Luis Muñoz Marin School for Social Justice Celebrates National Law Week

National Law Week is held annually in May to promote an understanding of the law and its role in society. Throughout the week of May 2nd, the Luis Muñoz Marin (LMM) School for Social Justice engaged in activities that included: Social Justice Student Art Exhibition, Hour of Power, School Demonstration Debate and our Annual Law Day Mock Trial. The student art exhibition led by Art Teacher, Luis Aviles, consisted of 40 inspirational pieces depicting young artists’ interpretation of social justice. Following the art showcase, a group of attorneys, community advocates, political leaders and central office staff members joined by Superintendent Christopher Cerf and Assistant Superintendent Mitch Center attended the Hour of Power Event on Wednesday, May 4th. During the Hour of Power, these influential community frontrunners shared their stories, motivated students and gave them hope for the future. Some event highlights included two LMM students being offered summer internships from prestigious law firms, moneys were raised from commitments given by our guests and Judge Coleman rendered a civil law process to participants. The celebration continued with a School Demonstration Debate moderated by Debate Coach Shagun Kukreja. Students, Zaria Hemphill (7th), Angelica Siguencia (7th), Jenell Alford (8th), Esteffany Pitti (8th) and Marlet Lopez (8th) argued the current event topic of whether or not police officers should or should not wear body cameras. The weeklong festivities concluded with the annual Law Day Mock Trial organized by Vice Principal Kenneth Montalbano, Technology Coach Courtney Johnson, Literacy Coach Kinyetta Bird, Social Worker Al-Jathiyah Cannon and Debate Coach Kukreja. Students viewed and participated in a mock trial ruled by Judge Frank Covello of the Superior Court of New Jersey and argued Daniel Malet, Esq. and Kelly Crawford, Esq.

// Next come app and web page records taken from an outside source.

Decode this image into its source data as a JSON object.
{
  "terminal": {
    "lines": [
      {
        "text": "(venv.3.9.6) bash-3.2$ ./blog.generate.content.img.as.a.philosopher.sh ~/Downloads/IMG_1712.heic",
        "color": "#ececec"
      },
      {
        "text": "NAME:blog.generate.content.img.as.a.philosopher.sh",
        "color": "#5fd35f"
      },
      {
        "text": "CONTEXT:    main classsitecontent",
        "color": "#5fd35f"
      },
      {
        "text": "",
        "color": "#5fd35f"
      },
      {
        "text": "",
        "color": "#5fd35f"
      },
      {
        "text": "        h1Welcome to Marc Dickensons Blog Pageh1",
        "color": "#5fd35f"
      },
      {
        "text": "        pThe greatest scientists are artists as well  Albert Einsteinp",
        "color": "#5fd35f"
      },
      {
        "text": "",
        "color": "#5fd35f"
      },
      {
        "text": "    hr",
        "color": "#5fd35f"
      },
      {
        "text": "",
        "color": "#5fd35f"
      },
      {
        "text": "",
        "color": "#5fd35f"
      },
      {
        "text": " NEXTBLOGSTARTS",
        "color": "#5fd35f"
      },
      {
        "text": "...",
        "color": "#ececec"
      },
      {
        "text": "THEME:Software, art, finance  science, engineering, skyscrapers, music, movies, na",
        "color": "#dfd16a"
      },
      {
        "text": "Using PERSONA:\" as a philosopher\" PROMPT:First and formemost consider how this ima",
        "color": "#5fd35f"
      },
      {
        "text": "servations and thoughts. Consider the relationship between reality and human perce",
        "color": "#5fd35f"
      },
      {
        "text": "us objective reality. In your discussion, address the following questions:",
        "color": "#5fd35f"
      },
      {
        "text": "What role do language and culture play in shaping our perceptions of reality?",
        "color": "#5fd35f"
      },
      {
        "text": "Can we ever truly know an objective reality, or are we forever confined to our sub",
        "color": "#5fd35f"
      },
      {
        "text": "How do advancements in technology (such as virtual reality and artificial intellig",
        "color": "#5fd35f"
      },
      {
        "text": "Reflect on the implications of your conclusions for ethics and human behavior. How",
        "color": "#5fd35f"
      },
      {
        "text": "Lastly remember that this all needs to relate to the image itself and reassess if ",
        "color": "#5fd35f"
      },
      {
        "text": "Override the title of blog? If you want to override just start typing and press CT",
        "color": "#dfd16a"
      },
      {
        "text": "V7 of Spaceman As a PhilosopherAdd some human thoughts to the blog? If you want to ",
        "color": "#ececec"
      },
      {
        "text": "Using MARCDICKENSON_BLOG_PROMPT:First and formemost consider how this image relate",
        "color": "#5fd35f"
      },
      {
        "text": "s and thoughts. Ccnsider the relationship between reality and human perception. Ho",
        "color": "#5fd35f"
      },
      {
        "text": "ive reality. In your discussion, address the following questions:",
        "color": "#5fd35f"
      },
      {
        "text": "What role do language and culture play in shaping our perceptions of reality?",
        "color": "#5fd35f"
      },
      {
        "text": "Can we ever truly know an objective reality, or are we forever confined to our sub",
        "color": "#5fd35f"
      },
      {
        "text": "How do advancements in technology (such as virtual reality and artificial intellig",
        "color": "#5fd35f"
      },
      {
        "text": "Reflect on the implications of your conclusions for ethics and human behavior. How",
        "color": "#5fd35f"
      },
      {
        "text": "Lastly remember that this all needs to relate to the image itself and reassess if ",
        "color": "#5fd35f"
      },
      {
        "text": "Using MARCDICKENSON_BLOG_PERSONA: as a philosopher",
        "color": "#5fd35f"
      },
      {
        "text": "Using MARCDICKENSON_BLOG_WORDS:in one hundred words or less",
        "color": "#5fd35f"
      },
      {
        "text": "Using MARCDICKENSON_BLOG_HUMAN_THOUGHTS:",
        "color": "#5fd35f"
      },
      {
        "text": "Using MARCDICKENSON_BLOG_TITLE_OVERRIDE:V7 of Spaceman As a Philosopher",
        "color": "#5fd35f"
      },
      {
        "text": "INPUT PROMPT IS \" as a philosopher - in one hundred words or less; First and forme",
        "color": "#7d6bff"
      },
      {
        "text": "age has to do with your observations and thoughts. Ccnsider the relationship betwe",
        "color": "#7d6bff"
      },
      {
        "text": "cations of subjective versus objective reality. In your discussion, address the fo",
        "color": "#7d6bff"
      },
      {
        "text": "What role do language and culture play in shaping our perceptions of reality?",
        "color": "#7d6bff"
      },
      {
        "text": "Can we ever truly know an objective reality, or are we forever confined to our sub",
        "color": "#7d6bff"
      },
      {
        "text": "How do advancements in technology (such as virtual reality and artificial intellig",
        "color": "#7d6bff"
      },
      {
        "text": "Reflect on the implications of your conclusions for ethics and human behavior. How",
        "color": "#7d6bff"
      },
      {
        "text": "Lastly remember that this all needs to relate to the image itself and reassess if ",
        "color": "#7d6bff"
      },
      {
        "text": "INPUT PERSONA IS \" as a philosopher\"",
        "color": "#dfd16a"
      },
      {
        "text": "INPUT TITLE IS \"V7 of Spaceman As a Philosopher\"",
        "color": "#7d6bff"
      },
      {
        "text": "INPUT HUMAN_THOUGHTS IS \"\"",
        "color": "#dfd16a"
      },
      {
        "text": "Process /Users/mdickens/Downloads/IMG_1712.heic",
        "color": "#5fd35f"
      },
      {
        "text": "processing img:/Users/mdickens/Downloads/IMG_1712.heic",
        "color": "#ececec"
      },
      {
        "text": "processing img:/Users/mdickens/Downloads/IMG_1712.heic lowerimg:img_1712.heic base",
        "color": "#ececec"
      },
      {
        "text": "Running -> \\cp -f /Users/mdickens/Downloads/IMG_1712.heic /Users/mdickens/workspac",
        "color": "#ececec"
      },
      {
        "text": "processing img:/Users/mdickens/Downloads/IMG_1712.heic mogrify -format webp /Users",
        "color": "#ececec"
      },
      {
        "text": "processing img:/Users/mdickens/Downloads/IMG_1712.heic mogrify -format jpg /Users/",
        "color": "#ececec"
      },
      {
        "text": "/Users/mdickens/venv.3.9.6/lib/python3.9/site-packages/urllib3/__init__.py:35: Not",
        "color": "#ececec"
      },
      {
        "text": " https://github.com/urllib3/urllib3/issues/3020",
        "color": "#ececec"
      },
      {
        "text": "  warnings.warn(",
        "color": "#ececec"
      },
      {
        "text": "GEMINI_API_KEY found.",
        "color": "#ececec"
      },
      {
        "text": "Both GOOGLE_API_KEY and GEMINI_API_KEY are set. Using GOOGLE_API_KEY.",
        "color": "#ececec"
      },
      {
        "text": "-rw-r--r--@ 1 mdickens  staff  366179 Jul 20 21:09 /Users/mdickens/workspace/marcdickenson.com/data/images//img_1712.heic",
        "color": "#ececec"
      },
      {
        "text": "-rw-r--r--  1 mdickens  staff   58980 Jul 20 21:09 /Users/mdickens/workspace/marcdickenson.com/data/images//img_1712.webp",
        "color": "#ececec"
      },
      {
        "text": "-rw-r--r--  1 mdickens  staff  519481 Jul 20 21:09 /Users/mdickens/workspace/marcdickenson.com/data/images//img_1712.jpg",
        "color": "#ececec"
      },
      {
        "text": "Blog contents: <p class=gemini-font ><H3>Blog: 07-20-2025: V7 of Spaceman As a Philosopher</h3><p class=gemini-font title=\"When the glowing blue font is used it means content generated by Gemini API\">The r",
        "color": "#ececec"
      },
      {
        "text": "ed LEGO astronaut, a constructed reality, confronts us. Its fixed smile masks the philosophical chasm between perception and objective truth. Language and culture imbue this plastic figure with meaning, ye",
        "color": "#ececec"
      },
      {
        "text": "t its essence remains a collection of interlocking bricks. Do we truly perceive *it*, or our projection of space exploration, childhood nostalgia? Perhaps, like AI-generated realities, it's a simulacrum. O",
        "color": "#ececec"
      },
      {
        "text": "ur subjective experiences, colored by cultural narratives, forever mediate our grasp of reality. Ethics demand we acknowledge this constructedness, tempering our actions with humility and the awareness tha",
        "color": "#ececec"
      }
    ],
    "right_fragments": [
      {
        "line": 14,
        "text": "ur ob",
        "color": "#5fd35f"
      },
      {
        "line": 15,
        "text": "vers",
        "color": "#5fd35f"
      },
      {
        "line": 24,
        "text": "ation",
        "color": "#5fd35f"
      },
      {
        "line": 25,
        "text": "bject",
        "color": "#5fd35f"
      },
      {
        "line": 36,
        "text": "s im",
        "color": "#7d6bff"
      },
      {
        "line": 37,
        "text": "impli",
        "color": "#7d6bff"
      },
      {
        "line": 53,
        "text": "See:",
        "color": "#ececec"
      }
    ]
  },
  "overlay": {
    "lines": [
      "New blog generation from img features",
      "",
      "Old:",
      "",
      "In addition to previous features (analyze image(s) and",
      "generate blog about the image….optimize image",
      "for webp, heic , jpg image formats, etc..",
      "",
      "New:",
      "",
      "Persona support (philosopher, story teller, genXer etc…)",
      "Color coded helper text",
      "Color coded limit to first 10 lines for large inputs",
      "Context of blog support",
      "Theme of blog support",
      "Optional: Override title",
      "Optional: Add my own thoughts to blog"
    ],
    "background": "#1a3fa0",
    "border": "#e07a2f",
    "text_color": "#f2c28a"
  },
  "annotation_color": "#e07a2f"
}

Principal Maria J. Ortiz shared a quote by the Honorable Rev. Dr. Martin Luther King Jr., “Law and order exist for the purposes of establishing justice, when they fail in this purpose they become the dangerously structured dams that block the flow of social progress.” Luis Muñoz Marin School for Social Justice does not want to fail the purpose of law and justice. Instead, we want our students to be informed and skilled and understand the role that justice plays in our society. We want our students to understand the intent of law and order in our school, community and in our nation. These efforts resonated during the week as LMM Scholars were excited to see their social justice projects, research, talents and passion for learning come alive.